What to work on — Search the data for the string "icon" and extract every line where it appears.

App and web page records
☆ ☆ ☆ ☆ ☆ ☆ ☆

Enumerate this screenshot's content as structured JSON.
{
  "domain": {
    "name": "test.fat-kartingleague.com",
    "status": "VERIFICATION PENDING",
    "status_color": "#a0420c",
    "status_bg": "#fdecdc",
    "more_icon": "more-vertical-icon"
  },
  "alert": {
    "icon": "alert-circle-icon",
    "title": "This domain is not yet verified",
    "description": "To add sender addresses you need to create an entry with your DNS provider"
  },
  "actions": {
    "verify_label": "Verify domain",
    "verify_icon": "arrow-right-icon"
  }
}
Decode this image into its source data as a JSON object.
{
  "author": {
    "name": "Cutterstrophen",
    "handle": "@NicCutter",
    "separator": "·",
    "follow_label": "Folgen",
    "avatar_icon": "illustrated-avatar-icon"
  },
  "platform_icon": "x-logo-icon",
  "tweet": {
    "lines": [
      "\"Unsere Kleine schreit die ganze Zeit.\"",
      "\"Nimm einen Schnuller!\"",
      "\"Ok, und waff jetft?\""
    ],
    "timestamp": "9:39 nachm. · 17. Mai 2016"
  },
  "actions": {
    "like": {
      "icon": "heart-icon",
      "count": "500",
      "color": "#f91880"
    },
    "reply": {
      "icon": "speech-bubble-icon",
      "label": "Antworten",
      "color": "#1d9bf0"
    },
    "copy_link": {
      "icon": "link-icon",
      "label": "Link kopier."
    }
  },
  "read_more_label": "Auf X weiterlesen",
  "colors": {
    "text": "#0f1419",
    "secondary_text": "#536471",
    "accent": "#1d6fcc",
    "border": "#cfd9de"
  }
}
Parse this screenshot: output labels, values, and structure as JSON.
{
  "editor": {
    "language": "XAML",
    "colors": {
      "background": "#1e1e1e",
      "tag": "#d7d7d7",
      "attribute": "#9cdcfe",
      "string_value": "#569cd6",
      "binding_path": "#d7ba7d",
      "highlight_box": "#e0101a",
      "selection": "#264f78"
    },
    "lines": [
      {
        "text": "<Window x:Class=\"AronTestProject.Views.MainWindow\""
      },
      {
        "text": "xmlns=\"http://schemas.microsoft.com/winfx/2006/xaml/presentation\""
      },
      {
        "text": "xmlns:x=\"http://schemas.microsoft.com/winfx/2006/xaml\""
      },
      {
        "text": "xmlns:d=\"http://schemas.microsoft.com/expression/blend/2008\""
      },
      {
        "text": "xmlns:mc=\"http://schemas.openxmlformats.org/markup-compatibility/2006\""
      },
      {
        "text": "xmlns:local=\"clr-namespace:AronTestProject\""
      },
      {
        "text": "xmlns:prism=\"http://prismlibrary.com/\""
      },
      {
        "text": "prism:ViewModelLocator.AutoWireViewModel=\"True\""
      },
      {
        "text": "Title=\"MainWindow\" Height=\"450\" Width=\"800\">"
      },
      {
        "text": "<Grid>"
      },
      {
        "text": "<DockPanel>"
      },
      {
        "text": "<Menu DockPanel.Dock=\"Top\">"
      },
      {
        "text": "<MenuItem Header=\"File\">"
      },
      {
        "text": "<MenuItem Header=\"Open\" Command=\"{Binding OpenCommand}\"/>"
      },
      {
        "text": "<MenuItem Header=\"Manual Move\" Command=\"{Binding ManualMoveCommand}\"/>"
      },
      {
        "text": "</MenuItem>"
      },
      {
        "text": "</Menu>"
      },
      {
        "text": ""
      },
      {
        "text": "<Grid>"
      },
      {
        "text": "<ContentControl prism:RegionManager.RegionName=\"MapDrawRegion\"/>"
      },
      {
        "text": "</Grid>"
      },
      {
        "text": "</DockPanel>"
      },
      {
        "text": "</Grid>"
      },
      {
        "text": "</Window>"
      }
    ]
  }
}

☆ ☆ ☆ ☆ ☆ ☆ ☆

Output for this exercise —
    "more_icon": "more-vertical-icon"
    "icon": "alert-circle-icon",
    "verify_icon": "arrow-right-icon"
    "avatar_icon": "illustrated-avatar-icon"
  "platform_icon": "x-logo-icon",
      "icon": "heart-icon",
      "icon": "speech-bubble-icon",
      "icon": "link-icon",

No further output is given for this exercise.